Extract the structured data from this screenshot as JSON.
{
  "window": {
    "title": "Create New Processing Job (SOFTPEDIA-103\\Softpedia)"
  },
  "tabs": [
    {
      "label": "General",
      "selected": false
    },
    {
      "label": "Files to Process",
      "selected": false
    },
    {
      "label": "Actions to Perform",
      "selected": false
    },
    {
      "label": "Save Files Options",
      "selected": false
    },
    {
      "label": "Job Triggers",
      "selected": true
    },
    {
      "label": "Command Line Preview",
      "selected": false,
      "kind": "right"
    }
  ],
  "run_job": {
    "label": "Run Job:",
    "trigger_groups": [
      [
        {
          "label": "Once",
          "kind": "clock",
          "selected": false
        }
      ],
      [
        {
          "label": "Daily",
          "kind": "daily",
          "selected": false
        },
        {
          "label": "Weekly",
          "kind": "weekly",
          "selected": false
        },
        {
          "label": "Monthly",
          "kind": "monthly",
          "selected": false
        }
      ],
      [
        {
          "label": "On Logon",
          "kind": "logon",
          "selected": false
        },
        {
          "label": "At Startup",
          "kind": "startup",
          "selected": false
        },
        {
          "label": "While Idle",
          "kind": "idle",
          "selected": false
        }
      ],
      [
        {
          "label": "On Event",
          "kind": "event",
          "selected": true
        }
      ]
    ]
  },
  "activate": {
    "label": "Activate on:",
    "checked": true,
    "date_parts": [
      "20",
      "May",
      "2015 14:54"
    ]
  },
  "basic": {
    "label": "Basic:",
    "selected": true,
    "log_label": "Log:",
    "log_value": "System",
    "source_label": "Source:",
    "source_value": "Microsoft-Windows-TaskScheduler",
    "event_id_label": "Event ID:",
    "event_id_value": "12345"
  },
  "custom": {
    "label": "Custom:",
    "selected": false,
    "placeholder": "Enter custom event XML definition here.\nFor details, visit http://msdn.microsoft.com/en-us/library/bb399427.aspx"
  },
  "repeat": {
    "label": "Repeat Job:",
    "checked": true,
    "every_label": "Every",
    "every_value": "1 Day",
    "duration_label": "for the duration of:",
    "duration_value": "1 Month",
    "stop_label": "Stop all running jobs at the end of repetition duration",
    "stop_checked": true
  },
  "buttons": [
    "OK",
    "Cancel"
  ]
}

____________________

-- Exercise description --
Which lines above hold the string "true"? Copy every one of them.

-- Exercise result --
      "selected": true
          "selected": true
    "checked": true,
    "selected": true,
    "checked": true,
    "stop_checked": true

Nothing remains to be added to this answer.